Sara Vicca, Daniel S. Goll, Mathilde Hagens, Jens Hartmann, Ivan A. Janssens, Anna Neubeck, Josep Peñuelas, Sílvia Poblador,Jet Rijnders, Jordi Sardans, Eric Struyf,Philipp Swoboda, Jan Willem van Groenigen, Arthur Vienne, Erik Verbruggen

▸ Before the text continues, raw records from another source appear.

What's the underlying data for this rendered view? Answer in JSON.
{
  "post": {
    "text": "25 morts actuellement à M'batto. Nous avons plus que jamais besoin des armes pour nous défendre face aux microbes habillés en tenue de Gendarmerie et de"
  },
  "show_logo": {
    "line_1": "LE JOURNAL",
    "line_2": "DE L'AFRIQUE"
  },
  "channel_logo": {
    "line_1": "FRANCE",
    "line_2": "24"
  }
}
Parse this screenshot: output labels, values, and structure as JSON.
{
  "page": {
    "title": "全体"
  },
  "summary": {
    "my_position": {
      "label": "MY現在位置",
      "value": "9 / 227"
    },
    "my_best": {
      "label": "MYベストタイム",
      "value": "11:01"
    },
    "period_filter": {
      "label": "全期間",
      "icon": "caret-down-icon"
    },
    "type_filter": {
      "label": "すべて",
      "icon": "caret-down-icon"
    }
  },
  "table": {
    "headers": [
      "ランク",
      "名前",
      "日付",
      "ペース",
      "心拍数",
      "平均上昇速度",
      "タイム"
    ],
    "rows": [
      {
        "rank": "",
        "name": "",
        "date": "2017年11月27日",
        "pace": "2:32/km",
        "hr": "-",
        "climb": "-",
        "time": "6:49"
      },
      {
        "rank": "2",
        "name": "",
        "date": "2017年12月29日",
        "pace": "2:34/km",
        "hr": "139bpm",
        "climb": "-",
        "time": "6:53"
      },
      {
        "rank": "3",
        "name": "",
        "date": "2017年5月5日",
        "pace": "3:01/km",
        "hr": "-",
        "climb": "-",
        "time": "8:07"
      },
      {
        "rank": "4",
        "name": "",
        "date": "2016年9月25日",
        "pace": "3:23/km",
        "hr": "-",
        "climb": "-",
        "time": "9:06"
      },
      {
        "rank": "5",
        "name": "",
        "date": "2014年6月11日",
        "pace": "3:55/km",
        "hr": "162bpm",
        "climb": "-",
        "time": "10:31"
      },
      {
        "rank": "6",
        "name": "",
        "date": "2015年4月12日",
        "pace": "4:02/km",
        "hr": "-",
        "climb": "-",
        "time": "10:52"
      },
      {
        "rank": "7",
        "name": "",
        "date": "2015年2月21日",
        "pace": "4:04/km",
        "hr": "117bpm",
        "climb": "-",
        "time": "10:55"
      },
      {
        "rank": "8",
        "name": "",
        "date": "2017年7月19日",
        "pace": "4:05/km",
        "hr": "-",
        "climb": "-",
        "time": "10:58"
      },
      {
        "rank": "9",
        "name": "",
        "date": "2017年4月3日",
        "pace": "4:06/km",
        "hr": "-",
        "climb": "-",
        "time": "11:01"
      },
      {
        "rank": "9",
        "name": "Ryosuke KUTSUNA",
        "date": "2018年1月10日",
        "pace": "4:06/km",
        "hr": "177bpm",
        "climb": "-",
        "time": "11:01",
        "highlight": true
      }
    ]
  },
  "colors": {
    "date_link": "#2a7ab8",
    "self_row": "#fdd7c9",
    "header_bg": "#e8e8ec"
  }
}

A number of negative emission technologies (NETs) have been proposed to actively remove CO2 from the atmosphere, with enhanced silicate weathering (ESW) as a relatively new NET with considerable climate change mitigation potential. Models calibrated to ESW rates in lab experiments estimate the global potential for inorganic carbon sequestration by ESW at about 0.5–5 Gt CO2 year−1, suggesting ESW could be an important component of the future NETs mix. In real soils, however, weathering rates may differ strongly from lab conditions. Research on natural weathering has shown that biota such as plants, microbes, and macro-invertebrates can strongly affect weathering rates, but biotic effects were excluded from most ESW lab assessments. Moreover, ESW may alter soil organic carbon sequestration and greenhouse gas emissions by influencing physicochemical and biological processes, which holds the potential to perpetuate even larger negative emissions. Here, we argue that it is likely that the climate change mitigation effect of ESW will be governed by biological processes, emphasizing the need to put these processes on the agenda of this emerging research field.